### What you should do
One number is the full answer: how many lines in the records contain the word "prompt"?

Records contained in a dataset

<<<<

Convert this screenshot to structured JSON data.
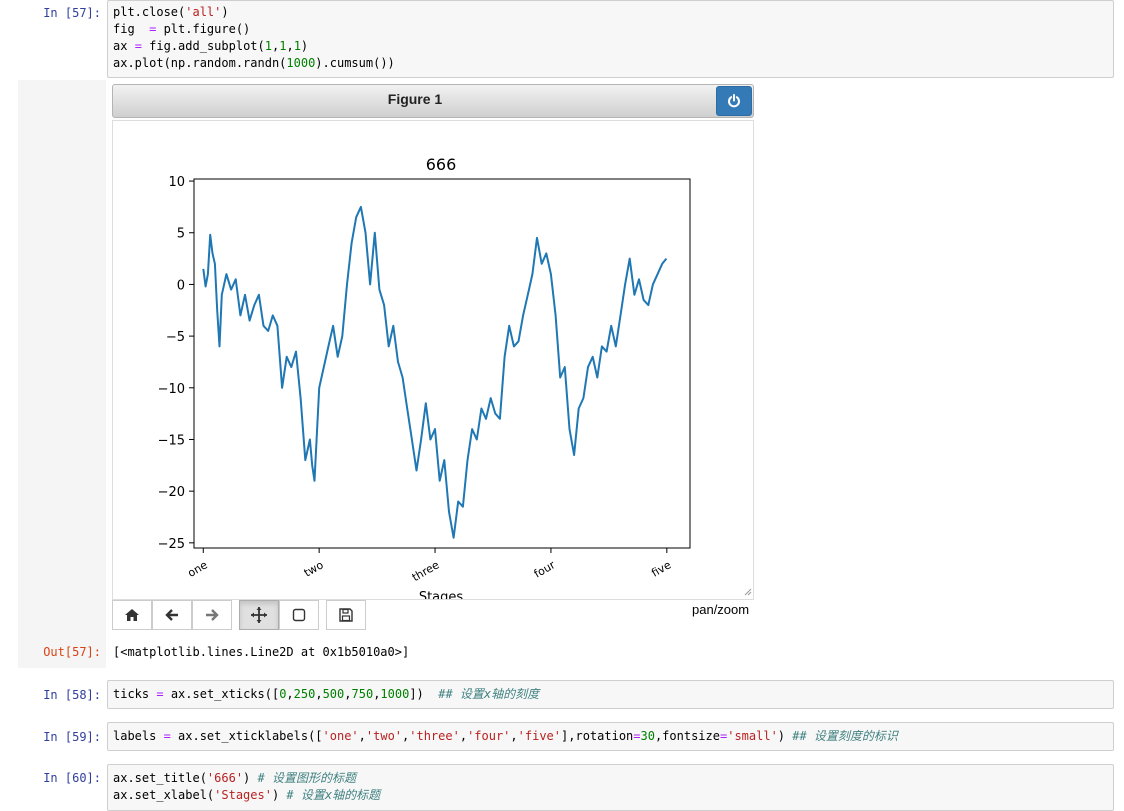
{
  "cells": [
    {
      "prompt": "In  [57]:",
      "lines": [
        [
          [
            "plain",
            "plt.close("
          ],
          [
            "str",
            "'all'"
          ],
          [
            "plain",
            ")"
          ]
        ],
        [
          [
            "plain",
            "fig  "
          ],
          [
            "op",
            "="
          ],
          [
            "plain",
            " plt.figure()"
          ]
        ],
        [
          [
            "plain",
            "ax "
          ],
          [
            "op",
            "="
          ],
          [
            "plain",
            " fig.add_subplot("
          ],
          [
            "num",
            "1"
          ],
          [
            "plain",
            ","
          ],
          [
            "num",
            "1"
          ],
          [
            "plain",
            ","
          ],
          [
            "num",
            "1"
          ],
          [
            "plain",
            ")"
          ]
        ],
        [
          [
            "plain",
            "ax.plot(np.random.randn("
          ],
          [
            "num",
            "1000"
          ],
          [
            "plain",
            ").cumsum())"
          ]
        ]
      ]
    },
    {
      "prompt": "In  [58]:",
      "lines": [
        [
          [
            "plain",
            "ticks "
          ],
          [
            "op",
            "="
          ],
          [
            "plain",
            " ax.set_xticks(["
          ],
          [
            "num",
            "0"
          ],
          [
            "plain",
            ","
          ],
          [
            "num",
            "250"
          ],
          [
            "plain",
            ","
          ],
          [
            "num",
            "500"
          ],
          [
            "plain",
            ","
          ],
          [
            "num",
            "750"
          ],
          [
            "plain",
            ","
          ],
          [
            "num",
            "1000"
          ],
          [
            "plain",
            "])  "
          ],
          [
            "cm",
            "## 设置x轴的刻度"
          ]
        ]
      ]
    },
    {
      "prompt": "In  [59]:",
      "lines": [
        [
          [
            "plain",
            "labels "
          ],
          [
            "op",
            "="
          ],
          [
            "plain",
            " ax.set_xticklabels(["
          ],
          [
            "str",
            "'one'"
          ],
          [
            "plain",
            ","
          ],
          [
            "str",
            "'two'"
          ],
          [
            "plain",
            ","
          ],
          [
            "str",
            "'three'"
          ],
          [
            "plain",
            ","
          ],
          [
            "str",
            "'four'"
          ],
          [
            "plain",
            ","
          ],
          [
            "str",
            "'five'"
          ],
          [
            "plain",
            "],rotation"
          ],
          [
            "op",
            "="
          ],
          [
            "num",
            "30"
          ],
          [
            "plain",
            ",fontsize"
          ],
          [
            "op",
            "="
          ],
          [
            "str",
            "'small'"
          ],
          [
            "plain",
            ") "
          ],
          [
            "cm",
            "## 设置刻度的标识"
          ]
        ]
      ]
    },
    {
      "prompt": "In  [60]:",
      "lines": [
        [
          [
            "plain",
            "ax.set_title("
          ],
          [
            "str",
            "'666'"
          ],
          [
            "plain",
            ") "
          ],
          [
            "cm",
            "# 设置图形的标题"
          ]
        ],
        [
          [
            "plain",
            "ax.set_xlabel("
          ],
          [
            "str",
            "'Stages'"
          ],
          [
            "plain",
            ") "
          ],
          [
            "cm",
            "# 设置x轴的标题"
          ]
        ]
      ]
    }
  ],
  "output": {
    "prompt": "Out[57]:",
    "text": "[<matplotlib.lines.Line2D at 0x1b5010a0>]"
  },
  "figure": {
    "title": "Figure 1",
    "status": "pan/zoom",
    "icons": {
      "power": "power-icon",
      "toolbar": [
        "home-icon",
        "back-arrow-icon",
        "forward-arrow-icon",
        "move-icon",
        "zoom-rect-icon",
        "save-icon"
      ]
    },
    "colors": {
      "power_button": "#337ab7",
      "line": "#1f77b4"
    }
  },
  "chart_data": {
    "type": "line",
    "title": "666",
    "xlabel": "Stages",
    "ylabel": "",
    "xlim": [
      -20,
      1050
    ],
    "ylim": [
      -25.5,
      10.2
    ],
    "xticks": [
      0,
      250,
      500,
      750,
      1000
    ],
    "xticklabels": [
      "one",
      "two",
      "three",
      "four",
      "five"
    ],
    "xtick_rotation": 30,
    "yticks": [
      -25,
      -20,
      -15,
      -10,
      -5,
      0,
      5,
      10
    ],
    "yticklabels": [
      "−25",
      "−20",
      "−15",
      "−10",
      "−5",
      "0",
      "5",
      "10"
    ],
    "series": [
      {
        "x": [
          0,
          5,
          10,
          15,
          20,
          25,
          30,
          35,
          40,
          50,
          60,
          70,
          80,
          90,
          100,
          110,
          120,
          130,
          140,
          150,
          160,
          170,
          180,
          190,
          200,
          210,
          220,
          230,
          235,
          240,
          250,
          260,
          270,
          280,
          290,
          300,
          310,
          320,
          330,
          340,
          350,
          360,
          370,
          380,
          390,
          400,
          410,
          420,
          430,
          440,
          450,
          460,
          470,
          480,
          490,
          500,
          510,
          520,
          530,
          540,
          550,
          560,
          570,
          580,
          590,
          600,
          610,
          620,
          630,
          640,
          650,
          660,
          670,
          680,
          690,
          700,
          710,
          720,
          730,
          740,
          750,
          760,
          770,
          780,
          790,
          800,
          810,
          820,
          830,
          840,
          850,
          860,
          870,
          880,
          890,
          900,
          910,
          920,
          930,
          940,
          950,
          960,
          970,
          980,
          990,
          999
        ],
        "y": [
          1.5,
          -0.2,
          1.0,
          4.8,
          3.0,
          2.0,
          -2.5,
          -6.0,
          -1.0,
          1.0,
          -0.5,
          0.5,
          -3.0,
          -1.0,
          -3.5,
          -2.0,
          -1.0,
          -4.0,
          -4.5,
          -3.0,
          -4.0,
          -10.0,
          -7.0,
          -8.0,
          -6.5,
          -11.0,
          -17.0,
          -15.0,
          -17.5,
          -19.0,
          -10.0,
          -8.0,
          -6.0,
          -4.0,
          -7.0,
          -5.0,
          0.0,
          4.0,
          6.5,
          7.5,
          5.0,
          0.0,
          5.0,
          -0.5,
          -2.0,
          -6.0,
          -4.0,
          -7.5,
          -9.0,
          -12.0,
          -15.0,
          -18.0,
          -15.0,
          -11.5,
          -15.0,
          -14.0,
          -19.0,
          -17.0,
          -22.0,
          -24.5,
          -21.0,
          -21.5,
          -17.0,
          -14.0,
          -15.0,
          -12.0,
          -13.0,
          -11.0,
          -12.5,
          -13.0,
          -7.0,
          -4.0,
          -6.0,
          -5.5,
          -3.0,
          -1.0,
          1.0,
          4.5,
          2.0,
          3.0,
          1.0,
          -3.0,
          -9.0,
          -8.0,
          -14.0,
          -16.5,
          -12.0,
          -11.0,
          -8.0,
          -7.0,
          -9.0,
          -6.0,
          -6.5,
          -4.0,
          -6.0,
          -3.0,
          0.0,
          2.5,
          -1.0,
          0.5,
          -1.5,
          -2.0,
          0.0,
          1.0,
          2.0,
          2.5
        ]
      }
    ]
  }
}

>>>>

### Solution to the exercise
5